#### [Exercise goal]
Gather each line containing the string "Publishing" from these entries.

━━━ Data supplied

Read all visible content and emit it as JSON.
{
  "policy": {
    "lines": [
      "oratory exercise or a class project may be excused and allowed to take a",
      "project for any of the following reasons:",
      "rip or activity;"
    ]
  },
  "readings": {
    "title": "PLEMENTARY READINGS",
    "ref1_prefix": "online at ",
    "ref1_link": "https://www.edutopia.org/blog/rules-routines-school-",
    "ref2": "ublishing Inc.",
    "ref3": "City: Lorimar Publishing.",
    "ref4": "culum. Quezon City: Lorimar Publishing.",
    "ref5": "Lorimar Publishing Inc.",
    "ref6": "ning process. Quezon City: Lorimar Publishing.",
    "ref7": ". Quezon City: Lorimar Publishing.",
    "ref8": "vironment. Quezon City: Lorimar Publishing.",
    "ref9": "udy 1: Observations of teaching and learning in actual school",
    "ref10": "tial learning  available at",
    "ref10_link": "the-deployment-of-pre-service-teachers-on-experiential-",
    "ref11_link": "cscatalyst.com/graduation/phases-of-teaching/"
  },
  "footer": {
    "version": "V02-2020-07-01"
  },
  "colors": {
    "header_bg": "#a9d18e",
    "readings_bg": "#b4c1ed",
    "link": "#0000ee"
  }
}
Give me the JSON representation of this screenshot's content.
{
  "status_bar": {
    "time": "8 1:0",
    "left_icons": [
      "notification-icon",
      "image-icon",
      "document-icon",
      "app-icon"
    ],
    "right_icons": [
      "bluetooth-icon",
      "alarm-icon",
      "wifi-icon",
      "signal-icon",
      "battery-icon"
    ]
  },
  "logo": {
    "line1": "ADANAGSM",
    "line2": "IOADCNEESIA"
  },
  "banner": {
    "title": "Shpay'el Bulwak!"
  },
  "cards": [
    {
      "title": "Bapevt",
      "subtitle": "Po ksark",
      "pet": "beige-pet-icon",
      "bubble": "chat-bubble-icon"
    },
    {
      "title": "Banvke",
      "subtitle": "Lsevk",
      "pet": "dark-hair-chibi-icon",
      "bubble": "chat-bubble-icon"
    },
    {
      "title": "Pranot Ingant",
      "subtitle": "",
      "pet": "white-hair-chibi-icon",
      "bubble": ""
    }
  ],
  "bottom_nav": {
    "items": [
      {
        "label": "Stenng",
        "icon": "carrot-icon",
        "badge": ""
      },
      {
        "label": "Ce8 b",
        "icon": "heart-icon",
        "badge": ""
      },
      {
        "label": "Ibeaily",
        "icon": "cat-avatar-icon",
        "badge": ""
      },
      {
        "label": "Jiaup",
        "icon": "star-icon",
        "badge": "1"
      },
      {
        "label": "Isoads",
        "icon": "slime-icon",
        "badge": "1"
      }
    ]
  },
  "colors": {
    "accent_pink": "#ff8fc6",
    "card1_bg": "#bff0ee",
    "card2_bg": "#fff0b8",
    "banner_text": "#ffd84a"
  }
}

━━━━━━

#### [Solved problem]
    "ref3": "City: Lorimar Publishing.",
    "ref4": "culum. Quezon City: Lorimar Publishing.",
    "ref5": "Lorimar Publishing Inc.",
    "ref6": "ning process. Quezon City: Lorimar Publishing.",
    "ref7": ". Quezon City: Lorimar Publishing.",
    "ref8": "vironment. Quezon City: Lorimar Publishing.",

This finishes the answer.